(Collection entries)
--- START ---

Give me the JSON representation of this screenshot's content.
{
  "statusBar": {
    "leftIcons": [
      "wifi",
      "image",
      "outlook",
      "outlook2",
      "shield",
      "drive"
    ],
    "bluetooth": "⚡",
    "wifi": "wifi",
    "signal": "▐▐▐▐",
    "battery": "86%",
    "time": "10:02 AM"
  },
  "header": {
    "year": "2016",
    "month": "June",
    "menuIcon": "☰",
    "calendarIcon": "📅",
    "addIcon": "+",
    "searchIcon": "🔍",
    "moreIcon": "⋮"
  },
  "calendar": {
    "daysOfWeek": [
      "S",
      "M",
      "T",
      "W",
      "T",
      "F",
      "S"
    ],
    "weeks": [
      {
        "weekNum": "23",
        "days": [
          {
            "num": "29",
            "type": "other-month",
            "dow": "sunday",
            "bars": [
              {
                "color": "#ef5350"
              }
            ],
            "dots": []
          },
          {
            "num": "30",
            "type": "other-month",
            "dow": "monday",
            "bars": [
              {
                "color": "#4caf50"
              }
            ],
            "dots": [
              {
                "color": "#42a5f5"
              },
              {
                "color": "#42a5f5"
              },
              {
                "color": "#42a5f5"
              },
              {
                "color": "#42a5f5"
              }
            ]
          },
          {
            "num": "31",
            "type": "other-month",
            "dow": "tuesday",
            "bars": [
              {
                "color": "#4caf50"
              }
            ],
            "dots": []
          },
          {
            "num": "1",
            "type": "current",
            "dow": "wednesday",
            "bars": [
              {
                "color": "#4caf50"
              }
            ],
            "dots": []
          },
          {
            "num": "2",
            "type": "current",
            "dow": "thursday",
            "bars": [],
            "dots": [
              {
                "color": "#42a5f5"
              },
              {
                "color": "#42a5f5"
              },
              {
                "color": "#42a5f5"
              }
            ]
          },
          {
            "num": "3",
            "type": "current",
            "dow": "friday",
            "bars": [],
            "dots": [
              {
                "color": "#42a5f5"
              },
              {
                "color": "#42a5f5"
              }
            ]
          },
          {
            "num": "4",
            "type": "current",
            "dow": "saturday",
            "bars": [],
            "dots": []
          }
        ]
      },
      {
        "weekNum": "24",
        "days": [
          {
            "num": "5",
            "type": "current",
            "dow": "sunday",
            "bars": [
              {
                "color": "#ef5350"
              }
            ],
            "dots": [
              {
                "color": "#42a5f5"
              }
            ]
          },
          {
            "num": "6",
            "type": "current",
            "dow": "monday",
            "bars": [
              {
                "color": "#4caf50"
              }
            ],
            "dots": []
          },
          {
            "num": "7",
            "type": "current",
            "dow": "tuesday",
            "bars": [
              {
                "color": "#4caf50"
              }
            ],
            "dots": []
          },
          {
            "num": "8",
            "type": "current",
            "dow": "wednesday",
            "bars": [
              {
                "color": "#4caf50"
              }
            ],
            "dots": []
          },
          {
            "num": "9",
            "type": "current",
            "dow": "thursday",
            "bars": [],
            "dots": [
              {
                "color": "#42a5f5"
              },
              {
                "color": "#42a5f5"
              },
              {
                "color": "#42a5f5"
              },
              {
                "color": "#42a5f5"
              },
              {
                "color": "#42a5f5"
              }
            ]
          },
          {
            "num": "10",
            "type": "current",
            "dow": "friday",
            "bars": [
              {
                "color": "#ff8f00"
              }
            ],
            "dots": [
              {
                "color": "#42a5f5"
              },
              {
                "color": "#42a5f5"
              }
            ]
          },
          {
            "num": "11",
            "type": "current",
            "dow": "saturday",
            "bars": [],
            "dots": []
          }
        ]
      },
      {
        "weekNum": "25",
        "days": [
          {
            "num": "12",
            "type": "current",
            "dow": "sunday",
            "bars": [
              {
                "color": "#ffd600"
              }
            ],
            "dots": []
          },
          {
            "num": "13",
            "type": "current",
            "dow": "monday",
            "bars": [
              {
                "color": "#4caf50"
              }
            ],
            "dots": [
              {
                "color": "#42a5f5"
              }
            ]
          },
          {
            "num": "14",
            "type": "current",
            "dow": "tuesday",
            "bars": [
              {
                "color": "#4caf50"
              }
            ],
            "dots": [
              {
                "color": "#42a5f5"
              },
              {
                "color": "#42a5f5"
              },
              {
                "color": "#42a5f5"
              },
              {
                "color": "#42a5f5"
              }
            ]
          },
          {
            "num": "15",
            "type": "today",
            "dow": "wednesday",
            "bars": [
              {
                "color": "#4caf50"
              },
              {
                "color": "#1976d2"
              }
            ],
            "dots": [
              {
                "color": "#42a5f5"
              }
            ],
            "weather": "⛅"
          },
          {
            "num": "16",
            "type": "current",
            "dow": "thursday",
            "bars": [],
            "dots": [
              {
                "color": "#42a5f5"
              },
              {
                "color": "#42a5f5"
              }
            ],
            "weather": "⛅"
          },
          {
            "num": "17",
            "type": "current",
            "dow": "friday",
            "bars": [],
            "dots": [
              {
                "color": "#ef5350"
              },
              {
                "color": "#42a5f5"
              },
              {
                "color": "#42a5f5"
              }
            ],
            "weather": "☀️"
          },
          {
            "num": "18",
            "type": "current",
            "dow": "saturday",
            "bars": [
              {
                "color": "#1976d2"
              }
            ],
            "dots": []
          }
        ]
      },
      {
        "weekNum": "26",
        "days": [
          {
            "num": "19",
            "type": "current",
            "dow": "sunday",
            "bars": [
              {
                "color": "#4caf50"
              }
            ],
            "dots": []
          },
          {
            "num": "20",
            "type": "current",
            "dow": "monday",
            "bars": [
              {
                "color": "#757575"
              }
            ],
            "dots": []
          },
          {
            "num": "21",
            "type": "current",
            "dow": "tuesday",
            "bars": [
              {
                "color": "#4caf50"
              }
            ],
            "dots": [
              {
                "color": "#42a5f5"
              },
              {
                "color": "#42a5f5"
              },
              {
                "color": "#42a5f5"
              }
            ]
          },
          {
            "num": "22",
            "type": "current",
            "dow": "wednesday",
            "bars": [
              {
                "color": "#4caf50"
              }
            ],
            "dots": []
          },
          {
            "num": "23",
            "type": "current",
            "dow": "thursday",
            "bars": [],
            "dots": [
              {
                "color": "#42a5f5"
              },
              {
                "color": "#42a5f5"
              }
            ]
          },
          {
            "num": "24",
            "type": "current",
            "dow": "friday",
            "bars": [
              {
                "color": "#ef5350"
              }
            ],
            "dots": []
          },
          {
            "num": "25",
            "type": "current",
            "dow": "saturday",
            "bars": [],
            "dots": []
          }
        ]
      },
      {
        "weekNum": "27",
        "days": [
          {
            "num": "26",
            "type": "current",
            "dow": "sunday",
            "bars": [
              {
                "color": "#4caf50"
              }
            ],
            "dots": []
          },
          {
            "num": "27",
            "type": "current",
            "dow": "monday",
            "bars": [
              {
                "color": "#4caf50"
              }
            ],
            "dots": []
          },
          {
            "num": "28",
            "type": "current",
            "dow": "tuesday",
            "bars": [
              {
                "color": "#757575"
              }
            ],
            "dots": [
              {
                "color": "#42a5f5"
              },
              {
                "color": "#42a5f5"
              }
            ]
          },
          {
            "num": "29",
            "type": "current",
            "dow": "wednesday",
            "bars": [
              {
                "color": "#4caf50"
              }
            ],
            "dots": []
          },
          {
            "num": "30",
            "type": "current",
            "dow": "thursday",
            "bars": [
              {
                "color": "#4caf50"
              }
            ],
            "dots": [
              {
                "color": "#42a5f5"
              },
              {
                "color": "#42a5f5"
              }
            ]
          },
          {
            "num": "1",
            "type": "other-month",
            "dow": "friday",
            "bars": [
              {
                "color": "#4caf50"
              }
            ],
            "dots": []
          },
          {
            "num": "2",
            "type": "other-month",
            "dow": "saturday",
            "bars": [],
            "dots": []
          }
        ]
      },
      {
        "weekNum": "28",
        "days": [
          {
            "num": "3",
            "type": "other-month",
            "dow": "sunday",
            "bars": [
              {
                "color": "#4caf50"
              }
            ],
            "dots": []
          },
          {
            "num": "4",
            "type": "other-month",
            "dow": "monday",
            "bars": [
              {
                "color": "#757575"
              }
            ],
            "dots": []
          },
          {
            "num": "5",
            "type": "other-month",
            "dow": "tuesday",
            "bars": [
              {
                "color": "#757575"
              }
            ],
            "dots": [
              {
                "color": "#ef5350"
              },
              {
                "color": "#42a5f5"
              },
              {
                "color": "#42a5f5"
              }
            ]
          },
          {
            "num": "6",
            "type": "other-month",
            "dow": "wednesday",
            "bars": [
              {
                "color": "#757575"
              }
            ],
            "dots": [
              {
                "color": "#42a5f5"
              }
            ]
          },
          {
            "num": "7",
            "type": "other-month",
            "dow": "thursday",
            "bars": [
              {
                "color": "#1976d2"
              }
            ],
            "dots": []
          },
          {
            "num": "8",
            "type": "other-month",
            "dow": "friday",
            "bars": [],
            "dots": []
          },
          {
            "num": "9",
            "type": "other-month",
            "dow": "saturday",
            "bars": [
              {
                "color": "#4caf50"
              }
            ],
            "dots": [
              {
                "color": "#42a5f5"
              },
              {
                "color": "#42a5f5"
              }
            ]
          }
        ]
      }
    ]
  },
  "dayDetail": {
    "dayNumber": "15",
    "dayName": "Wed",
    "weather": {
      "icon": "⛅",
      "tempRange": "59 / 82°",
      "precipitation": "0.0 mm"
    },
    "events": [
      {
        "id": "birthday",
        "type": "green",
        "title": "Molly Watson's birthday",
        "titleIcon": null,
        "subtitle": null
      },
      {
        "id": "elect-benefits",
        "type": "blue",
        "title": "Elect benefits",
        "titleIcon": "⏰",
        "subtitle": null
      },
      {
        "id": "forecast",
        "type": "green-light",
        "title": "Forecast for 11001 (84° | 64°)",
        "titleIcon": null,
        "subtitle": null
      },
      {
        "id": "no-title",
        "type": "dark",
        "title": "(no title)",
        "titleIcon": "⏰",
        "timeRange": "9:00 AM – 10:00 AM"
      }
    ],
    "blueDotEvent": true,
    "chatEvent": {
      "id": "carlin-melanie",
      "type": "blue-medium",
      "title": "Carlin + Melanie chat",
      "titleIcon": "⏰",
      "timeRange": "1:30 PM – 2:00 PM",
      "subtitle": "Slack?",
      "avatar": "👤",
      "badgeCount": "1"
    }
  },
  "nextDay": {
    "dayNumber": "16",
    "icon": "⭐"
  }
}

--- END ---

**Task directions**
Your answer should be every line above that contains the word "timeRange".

**Problem solution**
        "timeRange": "9:00 AM – 10:00 AM"
      "timeRange": "1:30 PM – 2:00 PM",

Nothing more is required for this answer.